### [WORK REQUEST]
Once the images are set aside, return every entry exactly.

Data excerpts
☆ ☆ ☆ ☆ ☆ ☆ ☆
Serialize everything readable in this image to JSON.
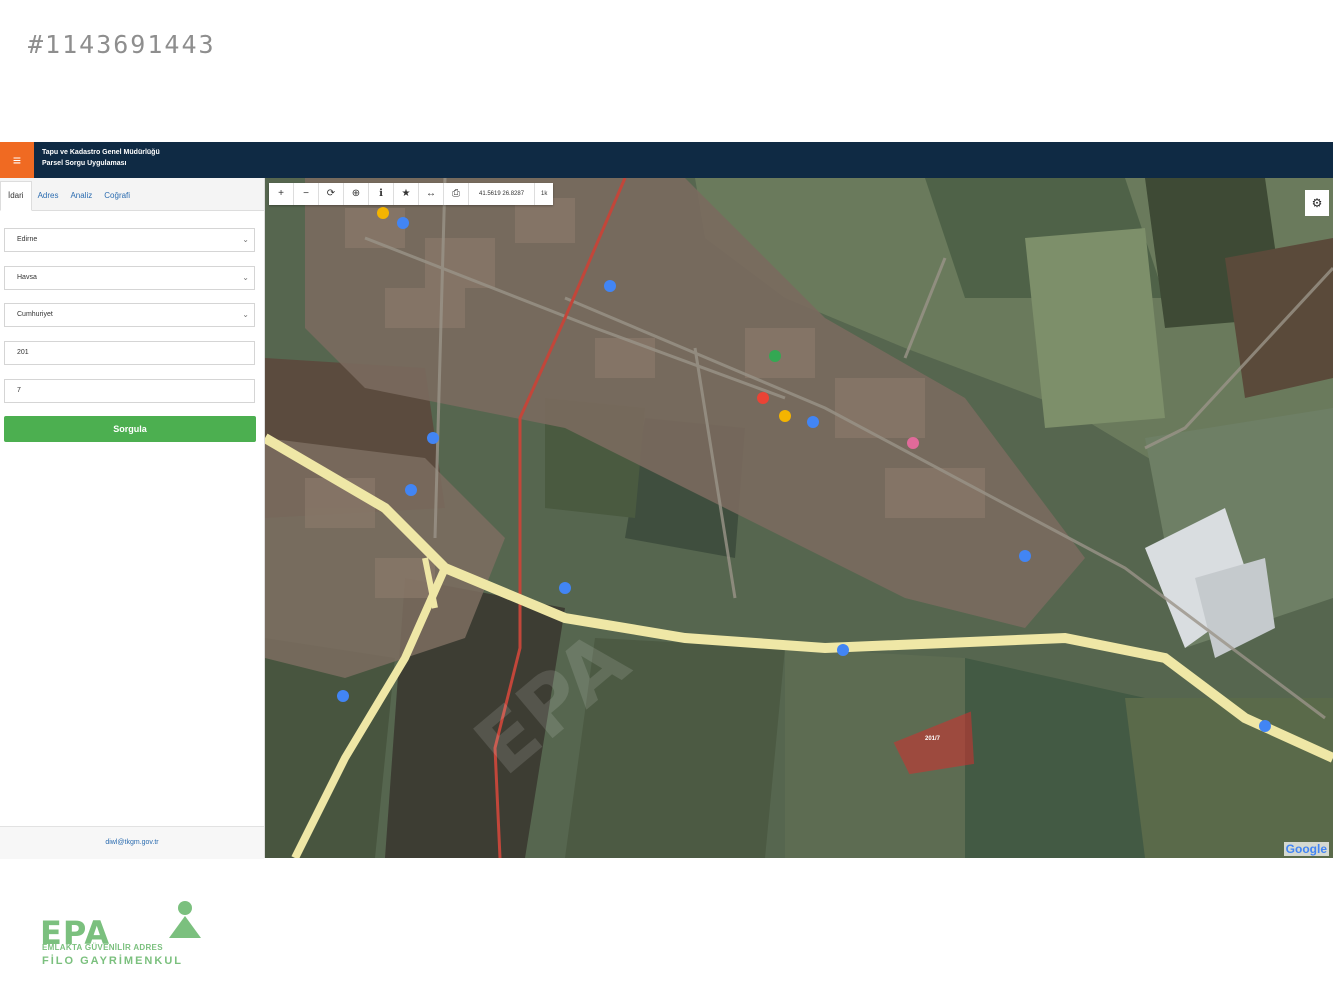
{
  "listing_id": "#1143691443",
  "header": {
    "menu_icon": "hamburger-icon",
    "title_line1": "Tapu ve Kadastro Genel Müdürlüğü",
    "title_line2": "Parsel Sorgu Uygulaması",
    "bg_color": "#0f2a44",
    "menu_color": "#f06a22"
  },
  "sidebar": {
    "tabs": [
      {
        "label": "İdari",
        "active": true
      },
      {
        "label": "Adres",
        "active": false
      },
      {
        "label": "Analiz",
        "active": false
      },
      {
        "label": "Coğrafi",
        "active": false
      }
    ],
    "province": "Edirne",
    "district": "Havsa",
    "neighborhood": "Cumhuriyet",
    "block": "201",
    "parcel": "7",
    "query_button": "Sorgula",
    "query_color": "#4caf50",
    "footer_email": "diwl@tkgm.gov.tr"
  },
  "map": {
    "toolbar": {
      "zoom_in": "+",
      "zoom_out": "−",
      "refresh_icon": "refresh-icon",
      "target_icon": "locate-icon",
      "info_icon": "info-icon",
      "star_icon": "star-icon",
      "measure_icon": "measure-icon",
      "print_icon": "print-icon",
      "coordinates": "41.5619 26.8287",
      "scale": "1k"
    },
    "settings_icon": "gear-icon",
    "parcel_label": "201/7",
    "parcel_color": "#d32f2f",
    "google_logo": "Google",
    "watermark": "EPA"
  },
  "logo": {
    "main": "EPA",
    "line1": "EMLAKTA GÜVENİLİR ADRES",
    "line2": "FİLO GAYRİMENKUL",
    "color": "#7bc07e"
  }
}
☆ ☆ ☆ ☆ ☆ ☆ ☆
### [ANSWER FOR THIS EXERCISE]
Serialize everything readable in this image to JSON.
{
  "listing_id": "#1143691443",
  "header": {
    "menu_icon": "hamburger-icon",
    "title_line1": "Tapu ve Kadastro Genel Müdürlüğü",
    "title_line2": "Parsel Sorgu Uygulaması",
    "bg_color": "#0f2a44",
    "menu_color": "#f06a22"
  },
  "sidebar": {
    "tabs": [
      {
        "label": "İdari",
        "active": true
      },
      {
        "label": "Adres",
        "active": false
      },
      {
        "label": "Analiz",
        "active": false
      },
      {
        "label": "Coğrafi",
        "active": false
      }
    ],
    "province": "Edirne",
    "district": "Havsa",
    "neighborhood": "Cumhuriyet",
    "block": "201",
    "parcel": "7",
    "query_button": "Sorgula",
    "query_color": "#4caf50",
    "footer_email": "diwl@tkgm.gov.tr"
  },
  "map": {
    "toolbar": {
      "zoom_in": "+",
      "zoom_out": "−",
      "refresh_icon": "refresh-icon",
      "target_icon": "locate-icon",
      "info_icon": "info-icon",
      "star_icon": "star-icon",
      "measure_icon": "measure-icon",
      "print_icon": "print-icon",
      "coordinates": "41.5619 26.8287",
      "scale": "1k"
    },
    "settings_icon": "gear-icon",
    "parcel_label": "201/7",
    "parcel_color": "#d32f2f",
    "google_logo": "Google",
    "watermark": "EPA"
  },
  "logo": {
    "main": "EPA",
    "line1": "EMLAKTA GÜVENİLİR ADRES",
    "line2": "FİLO GAYRİMENKUL",
    "color": "#7bc07e"
  }
}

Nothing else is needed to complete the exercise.